A writer attempts to explain the unintelligible and simplifies the complexities that usually baffle us. A writer drags our eyes to things we oftentimes choose to ignore. A writer sometimes plants seeds of doubt in our heads so we would dare to ask the questions we are so afraid of voicing out before and start seeking for answers.

A writer will make us notice people worthy of being praised – a young fellow who crosses rivers to get to school, a simple vendor who walks along dark alleys shouting “balut, balut kayo riyan” even on rainy nights so he can feed his family, or a student who was able to finish college despite the financial constraints that almost ripped his dreams. A writer sees the extraordinary on people and things that may seem ordinary, and makes them interesting and relevant. He becomes the voice of those who cannot shout.

A writer says the things we couldn’t say but would want to say if only we were given the chance. And that isn’t easy. There are words that might not work, sentences that might not fit, and writing styles that might not give justice to the beauty of an experience or a thought. But a writer still sits in front of his computer and taps on the keys (some write on the pages of their notebooks) and tries to prepare a meaningful meal for our heads and hearts, put it on a plate and hand it to us, risking his own name and credibility.

Writing isn’t easy. You must have a heart, for the craft and for other people, before you can really write. Conrado de Quiros says writing means articulating thoughts. Romano M. Bulatao says one writes because he knows he will die someday, thus he tries to create something that will render him immortal. And I would say one writes because he is a human being – he sees things, understands them, feels the need to share what he sees and hopes that whatever he shares would make a change in the lives of others.

A writer must have the right motives. Don’t write because you want to be noticed or praised, by your mentors, by your colleagues. Don’t write just because your instructor told you to do so. Don’t write because you want a high grade or you have been dying to see positive comments on your paper. And please don’t write something good and just hide it from the public. That’s selfishness at its best! Remember, good things are meant to be shared. Good works should be read.

This world is already filled with selfish people. Don’t be one of them. I know it’s easy to take after self-centered people, putting your own interest over others’ all the time; but try to do something more challenging – be different, be kind.

Writing is sharing and each one of us has the ability to share. Thus, there is a ‘writer’ in each of us.

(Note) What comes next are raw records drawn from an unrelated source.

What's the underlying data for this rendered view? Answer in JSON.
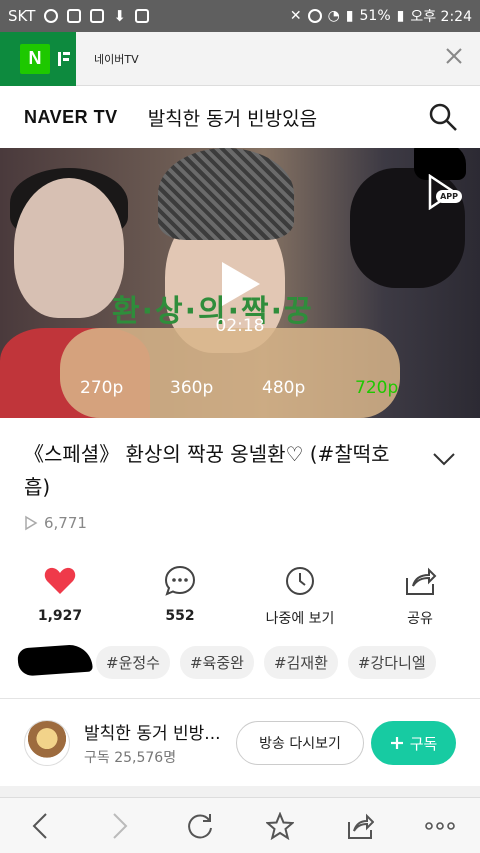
{
  "status_bar": {
    "carrier": "SKT",
    "battery": "51%",
    "time": "오후 2:24"
  },
  "tab": {
    "logo_letter": "N",
    "title": "네이버TV"
  },
  "header": {
    "logo": "NAVER TV",
    "title": "발칙한 동거 빈방있음"
  },
  "video": {
    "overlay_text": "환·상·의·짝·꿍",
    "duration": "02:18",
    "qualities": [
      "270p",
      "360p",
      "480p",
      "720p"
    ],
    "selected_quality": "720p",
    "app_label": "APP"
  },
  "info": {
    "title": "《스페셜》 환상의 짝꿍 옹넬환♡ (#찰떡호흡)",
    "views": "6,771"
  },
  "actions": [
    {
      "label": "1,927",
      "icon": "heart-icon"
    },
    {
      "label": "552",
      "icon": "comment-icon"
    },
    {
      "label": "나중에 보기",
      "icon": "clock-icon"
    },
    {
      "label": "공유",
      "icon": "share-icon"
    }
  ],
  "tags": [
    "#윤정수",
    "#육중완",
    "#김재환",
    "#강다니엘"
  ],
  "channel": {
    "name": "발칙한 동거 빈방...",
    "subscribers": "구독 25,576명",
    "replay_label": "방송 다시보기",
    "subscribe_label": "구독"
  },
  "colors": {
    "naver_green": "#1ec800",
    "subscribe": "#17cba2",
    "like_red": "#ef3a4a"
  }
}
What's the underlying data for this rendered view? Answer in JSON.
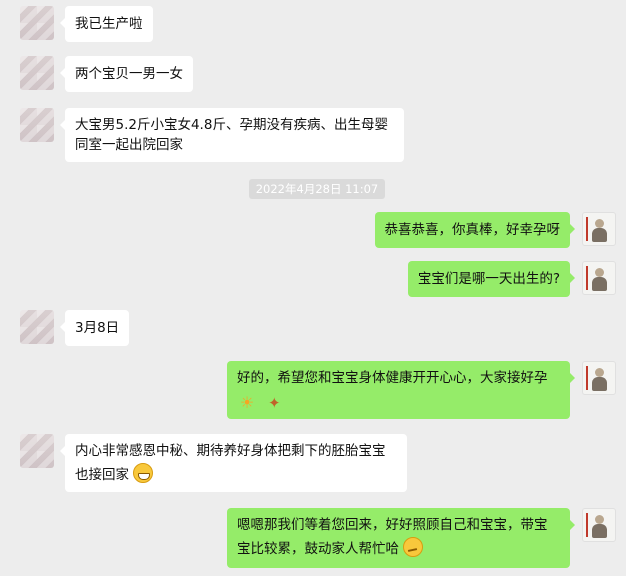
{
  "timestamp": "2022年4月28日 11:07",
  "messages": [
    {
      "text": "我已生产啦"
    },
    {
      "text": "两个宝贝一男一女"
    },
    {
      "line1": "大宝男5.2斤小宝女4.8斤、孕期没有疾病、出生母婴",
      "line2": "同室一起出院回家"
    },
    {
      "text": "恭喜恭喜，你真棒，好幸孕呀"
    },
    {
      "text": "宝宝们是哪一天出生的?"
    },
    {
      "text": "3月8日"
    },
    {
      "line1": "好的，希望您和宝宝身体健康开开心心，大家接好孕"
    },
    {
      "line1": "内心非常感恩中秘、期待养好身体把剩下的胚胎宝宝",
      "line2": "也接回家"
    },
    {
      "line1": "嗯嗯那我们等着您回来，好好照顾自己和宝宝，带宝",
      "line2": "宝比较累，鼓动家人帮忙哈"
    }
  ],
  "icons": {
    "sun": "sun-emoji",
    "party": "party-popper-emoji",
    "grin": "grinning-emoji",
    "think": "thinking-emoji"
  }
}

So if you see great or appalling things around you, if you encounter something that tears you up inside, if you discover something that badly requires permutation, and they don’t let you sleep at night, or they make you wonder, don’t just shut up. Even if it won’t be easy, grab your “pen” and write.